You want to be an architect. That's great!
Architects design the built environment and are responsible for the health, safety, and welfare of the public. But architects also make things, work to improve public health, prepare for natural disasters, and advocate for climate change.
Architects, like doctors and lawyers, must be licensed, or registered, to practice. Every U.S. jurisdiction (50 states, the District of Columbia, Guam, the Northern Mariana Islands, Puerto Rico, and the U.S. Virgin Islands) requires licensure. And every jurisdiction has three requirements:
- Education. A NAAB-accredited professional degree is accepted by all jurisdictions and required by 35

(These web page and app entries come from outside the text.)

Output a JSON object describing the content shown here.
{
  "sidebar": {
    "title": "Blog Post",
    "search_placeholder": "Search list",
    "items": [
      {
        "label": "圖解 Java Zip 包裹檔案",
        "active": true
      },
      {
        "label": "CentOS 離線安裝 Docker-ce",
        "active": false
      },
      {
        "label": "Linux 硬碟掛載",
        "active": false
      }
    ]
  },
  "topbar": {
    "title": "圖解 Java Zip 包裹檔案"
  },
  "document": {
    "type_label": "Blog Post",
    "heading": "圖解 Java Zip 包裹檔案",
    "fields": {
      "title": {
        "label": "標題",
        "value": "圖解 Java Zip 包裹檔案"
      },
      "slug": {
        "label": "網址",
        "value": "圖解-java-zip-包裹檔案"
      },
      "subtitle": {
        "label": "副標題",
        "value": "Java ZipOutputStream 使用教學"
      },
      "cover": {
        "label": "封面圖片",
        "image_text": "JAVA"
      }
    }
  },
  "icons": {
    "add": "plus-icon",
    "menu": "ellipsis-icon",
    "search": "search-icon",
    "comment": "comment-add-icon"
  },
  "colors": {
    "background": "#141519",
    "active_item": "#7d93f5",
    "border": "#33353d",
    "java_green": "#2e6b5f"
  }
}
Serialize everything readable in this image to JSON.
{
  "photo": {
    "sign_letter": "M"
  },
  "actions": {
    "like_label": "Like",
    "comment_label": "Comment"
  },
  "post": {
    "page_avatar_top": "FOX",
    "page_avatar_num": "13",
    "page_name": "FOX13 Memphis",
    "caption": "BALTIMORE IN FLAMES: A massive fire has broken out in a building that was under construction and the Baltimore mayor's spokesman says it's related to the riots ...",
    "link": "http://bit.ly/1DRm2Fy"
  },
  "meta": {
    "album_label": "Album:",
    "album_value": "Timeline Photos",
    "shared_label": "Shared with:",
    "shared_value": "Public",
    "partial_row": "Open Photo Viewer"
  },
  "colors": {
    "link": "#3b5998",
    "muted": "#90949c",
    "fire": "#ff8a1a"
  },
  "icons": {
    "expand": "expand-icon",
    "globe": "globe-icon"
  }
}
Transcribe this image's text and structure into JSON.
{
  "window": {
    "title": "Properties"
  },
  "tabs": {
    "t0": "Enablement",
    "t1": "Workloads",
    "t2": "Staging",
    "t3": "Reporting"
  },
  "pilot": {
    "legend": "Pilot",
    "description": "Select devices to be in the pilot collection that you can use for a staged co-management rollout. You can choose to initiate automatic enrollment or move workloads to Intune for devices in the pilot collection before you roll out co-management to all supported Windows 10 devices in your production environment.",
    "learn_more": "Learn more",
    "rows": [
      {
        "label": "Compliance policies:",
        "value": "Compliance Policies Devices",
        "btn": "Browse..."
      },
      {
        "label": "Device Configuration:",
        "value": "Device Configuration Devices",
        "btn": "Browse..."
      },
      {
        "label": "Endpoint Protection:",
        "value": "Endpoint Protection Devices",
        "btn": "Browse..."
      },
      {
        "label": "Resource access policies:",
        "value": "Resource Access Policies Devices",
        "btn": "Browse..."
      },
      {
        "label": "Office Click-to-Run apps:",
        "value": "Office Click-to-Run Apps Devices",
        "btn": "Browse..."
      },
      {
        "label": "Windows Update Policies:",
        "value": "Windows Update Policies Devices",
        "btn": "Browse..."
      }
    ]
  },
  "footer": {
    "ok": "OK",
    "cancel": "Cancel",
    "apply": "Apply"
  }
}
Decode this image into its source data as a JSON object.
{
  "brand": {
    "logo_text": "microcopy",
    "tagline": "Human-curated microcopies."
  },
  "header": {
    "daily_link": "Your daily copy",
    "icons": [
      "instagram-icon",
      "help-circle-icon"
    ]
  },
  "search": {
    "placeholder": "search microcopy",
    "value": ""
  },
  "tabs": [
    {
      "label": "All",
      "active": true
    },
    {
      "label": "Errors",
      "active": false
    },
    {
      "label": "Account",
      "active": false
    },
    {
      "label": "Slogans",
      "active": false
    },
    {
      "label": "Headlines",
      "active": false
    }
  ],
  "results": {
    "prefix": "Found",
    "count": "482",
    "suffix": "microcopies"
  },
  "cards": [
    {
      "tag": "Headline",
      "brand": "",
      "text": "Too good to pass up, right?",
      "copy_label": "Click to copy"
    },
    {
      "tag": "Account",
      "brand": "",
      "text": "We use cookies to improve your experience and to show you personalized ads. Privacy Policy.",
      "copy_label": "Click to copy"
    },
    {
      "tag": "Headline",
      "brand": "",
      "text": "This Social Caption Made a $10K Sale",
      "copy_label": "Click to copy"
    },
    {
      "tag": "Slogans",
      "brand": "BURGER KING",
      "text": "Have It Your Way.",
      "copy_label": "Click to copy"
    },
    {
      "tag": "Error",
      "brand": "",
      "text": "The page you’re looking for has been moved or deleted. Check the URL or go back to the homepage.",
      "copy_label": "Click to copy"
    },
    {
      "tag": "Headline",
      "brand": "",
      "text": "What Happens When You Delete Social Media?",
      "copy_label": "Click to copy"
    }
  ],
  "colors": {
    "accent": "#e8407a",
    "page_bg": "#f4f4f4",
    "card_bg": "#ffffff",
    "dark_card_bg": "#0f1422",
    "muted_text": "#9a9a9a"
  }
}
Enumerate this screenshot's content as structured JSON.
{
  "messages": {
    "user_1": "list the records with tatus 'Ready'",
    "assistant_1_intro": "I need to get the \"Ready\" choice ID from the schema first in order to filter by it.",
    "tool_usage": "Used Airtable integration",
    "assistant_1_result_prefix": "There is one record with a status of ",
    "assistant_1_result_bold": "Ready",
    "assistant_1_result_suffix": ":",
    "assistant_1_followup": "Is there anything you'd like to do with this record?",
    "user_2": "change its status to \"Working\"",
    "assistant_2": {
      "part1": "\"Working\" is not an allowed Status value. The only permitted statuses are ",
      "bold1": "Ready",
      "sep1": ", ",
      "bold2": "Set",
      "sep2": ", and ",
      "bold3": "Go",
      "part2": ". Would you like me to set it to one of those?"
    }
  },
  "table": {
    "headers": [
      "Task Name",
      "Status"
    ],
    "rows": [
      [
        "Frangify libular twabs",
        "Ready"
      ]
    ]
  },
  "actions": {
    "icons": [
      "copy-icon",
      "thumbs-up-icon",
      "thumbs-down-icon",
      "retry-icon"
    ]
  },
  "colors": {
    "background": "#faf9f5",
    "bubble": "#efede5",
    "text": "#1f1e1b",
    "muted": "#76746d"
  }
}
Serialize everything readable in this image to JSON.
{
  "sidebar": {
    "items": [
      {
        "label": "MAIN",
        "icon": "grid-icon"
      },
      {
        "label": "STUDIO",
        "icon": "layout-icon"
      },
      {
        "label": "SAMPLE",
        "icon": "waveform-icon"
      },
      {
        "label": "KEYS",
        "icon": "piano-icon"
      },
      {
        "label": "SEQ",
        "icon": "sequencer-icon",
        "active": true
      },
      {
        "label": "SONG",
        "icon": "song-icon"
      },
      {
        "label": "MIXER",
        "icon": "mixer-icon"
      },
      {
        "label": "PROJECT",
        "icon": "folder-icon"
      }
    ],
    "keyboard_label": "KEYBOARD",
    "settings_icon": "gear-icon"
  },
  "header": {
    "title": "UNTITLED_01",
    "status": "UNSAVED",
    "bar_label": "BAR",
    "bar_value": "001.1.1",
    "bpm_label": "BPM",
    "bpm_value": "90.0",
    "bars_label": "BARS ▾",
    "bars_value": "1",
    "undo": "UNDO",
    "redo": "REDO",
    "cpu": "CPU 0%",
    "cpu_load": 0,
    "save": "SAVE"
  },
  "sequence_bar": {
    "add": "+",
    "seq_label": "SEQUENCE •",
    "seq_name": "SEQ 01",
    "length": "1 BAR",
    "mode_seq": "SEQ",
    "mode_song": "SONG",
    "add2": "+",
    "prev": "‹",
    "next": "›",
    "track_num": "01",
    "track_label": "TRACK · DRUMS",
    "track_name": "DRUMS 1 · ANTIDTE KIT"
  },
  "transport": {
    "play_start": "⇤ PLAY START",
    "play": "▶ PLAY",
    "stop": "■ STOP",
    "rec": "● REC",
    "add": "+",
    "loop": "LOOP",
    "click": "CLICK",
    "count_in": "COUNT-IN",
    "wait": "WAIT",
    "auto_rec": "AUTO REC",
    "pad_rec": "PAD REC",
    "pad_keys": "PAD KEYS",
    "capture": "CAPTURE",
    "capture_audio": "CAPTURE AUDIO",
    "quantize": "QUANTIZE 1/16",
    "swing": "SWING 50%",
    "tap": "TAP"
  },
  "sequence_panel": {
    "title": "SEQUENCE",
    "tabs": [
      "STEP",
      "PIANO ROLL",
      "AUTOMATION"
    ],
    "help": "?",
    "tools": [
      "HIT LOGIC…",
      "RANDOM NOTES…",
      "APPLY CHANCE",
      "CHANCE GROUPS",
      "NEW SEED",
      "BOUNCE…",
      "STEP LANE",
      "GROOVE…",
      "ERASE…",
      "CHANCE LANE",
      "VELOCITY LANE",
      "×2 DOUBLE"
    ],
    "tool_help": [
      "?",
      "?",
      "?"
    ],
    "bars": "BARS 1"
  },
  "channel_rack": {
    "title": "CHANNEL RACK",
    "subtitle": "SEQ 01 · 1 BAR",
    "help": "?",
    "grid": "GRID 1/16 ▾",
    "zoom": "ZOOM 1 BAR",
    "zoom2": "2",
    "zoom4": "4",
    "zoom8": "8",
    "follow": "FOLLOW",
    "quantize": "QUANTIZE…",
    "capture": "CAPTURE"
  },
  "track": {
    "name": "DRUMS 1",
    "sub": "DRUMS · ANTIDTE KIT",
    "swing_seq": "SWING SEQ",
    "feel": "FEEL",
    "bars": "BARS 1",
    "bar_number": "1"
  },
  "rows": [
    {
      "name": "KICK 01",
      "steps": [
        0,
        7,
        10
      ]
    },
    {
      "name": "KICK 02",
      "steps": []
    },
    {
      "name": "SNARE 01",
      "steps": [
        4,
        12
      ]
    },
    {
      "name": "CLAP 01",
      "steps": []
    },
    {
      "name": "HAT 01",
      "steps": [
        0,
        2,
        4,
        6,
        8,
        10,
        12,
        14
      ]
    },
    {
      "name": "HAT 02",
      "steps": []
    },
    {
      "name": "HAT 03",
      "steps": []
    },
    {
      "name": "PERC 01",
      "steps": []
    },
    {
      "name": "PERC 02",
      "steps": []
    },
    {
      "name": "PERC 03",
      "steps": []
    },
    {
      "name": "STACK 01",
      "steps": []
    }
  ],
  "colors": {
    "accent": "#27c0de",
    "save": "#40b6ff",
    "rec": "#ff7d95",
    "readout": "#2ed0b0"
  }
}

- Experience. Licensure requires you to document real-world experience through the Architect Experience Program® (AXP®)
- Examination. Your knowledge and skills as a budding architect are assessed by the six-division Architect Registration Examination® (ARE®)
If you’re thinking about studying architecture, there are many resources available for you :
There are 181 NAAB-accredited and candidate programs at 144 institutions from which to choose. As you begin to investigate architecture programs, keep in mind there are three paths to obtaining a NAAB-accredited, professional architecture degree:
- Obtain a Bachelor of Architecture (B.Arch.) degree, which is a five-year, professional undergraduate degree. This is different than a four-year pre-professional degree in architecture, such as a Bachelor of Science in Architecture.
- Obtain a Master of Architecture (M.Arch.) degree:
- If you want to study architecture at a 4-year pre-professional degree program, most M.Arch. programs will take two-years to complete.
- If you want to study, or have already obtained, a degree in any non-architecture subject, most M.Arch. programs will take three-years to complete.
- Certain programs offer a 5-year, Single-Institution M.Arch. degree.
- Obtain a Doctor of Architecture (D.Arch.) degree. Currently the University of Hawai’I at Mānoa offers the only accredited D.Arch.